Highway 62 was busier, at least until the route turns off at Centreview Road towards Siberia Road. Again, more hills but nothing too scary. That all changed on Centreview Road. The first couple of climbs were really challenging and my granny gear got a serious work out! I thought to myself “so this is what the GA tastes like” and just kept pedalling.

I pulled into the Subway for lunch at Barry’s Bay, still in good time of keeping a 20km/h inclusive pace. Bit of a line up in the restaurant but the A/C felt great. I stayed there about 30 minutes, filled the water bottles with ice and water, and headed back out on the road. By this time, the humidity was intense and I made sure to keep drinking. Moreover, the forecasted thunderstorms looked like they would make an appearance as the skies grew cloudier and the wind really picked up.

The ride towards Schutt was relatively flat. I mean, not “flat” flat but no major climbs.  I stopped at Hanna’s grocery store in Palmer Rapids just before the turn on to Schutt Road to rehydrate again and by this time, the skies were threatening. As I started climbing in to Schutt, I heard the thunder rumbling all around me and the clouds were blackening. I knew there was the little white church at the top of the Schutt Hill and hoped I could make it there before the storm hit.

As it turned out, just as I hit the church, the rain started coming down so I took shelter under the church awning to wait it out. The radar showed some intense cells all around me but nothing sustained, and in fact the rain was just about over in 15 minutes. However, all around me I could still here thunder and see dark ominous clouds. But I was only about 47 km from Bancroft at this point and was ready to finish and cool off in some A/C.

The rest of the ride – mostly along highway 28 – was uneventful weather-wise. Traffic picked up again along this road but most of the cars and trucks gave me lots of space… good thing too as there were no paved shoulders and the sides of the road were crumbling in many places. I stopped at the store in McArthur’s Mills for more fluids around the 180km mark and kept going. There were more hills on this road too, some of them challenging, but the last km or so is a nice downhill into the town of Bancroft. The town was preparing for the annual Gemboree and there was a lot of activity with signage and such so I could imagine the crowds coming in on the weekend.

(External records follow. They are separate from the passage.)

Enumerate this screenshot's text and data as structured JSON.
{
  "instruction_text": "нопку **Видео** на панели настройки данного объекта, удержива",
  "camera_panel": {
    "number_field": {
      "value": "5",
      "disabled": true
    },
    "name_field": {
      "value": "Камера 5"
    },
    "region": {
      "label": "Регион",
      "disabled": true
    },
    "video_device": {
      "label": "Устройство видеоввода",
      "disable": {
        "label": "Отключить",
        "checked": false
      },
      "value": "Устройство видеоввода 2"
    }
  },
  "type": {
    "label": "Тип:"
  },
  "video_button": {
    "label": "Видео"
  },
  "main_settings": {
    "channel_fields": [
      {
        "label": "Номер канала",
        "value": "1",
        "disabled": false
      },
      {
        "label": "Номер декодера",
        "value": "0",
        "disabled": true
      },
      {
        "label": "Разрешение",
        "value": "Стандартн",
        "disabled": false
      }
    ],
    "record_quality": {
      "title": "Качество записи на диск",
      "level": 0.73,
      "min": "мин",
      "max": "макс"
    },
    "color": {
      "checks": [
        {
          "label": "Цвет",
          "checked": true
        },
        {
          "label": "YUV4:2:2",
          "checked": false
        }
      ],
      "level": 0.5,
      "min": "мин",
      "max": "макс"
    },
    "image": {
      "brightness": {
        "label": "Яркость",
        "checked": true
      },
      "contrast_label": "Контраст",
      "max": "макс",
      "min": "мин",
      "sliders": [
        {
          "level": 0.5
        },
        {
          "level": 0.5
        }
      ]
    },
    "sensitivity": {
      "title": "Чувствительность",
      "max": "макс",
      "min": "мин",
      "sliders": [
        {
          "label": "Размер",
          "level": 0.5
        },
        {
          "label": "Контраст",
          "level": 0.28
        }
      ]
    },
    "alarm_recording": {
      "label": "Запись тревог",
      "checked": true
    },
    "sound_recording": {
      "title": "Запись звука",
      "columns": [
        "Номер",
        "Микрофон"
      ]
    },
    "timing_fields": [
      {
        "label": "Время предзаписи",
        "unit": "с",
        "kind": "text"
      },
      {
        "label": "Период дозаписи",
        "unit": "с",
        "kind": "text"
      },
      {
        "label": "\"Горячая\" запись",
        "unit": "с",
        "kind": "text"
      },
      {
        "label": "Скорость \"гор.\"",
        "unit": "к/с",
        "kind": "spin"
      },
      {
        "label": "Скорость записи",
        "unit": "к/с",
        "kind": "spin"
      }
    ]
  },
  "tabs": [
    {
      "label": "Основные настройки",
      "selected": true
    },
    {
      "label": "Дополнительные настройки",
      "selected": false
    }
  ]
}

I finished the ride in just over 11 hours and was happy to have ridden several of the GA 1200 hills. Before heading back to Ottawa, I changed and cleaned up in the McDonald’s, satisfied my hunger with a mighty Angus burger, and got more fluids for the drive home.

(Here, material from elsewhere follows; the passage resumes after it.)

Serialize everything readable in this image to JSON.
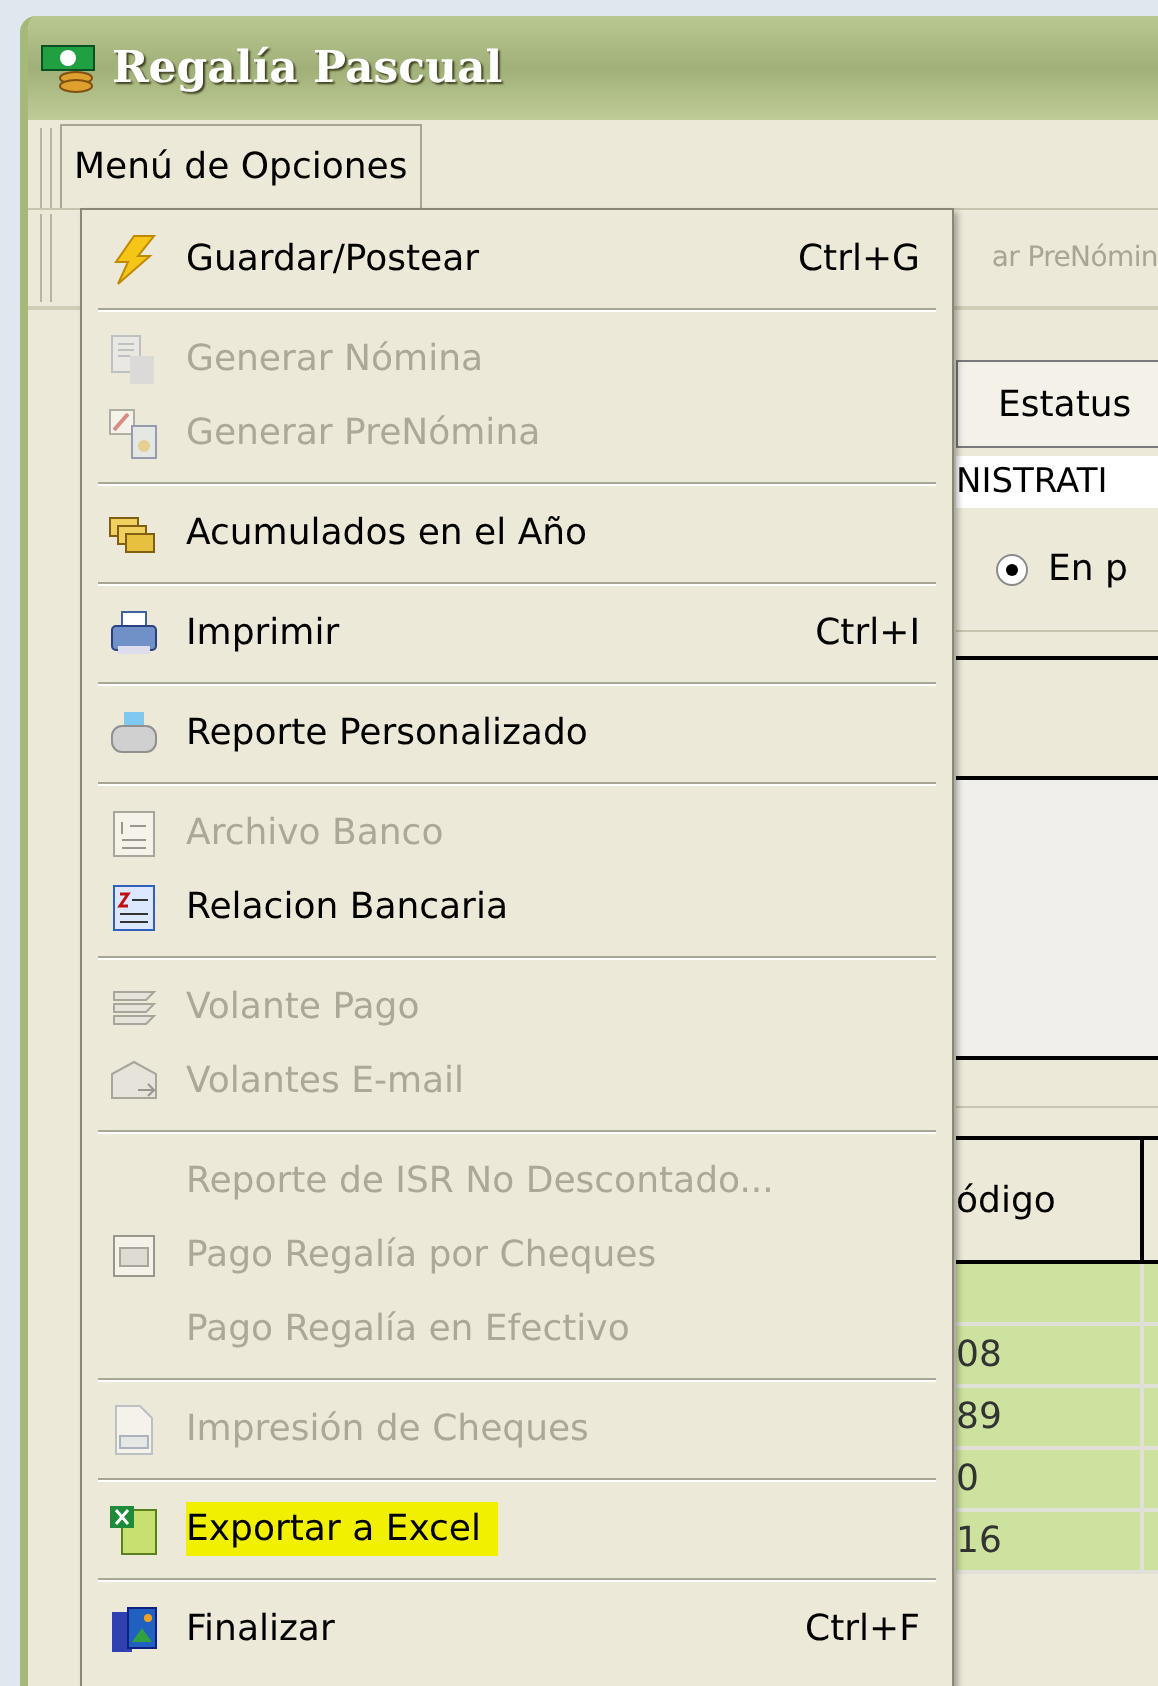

All in all, despite the traffic on 28, this is now my new favourite 200 route. Very scenic, great roads, challenging climbs… it’s all there.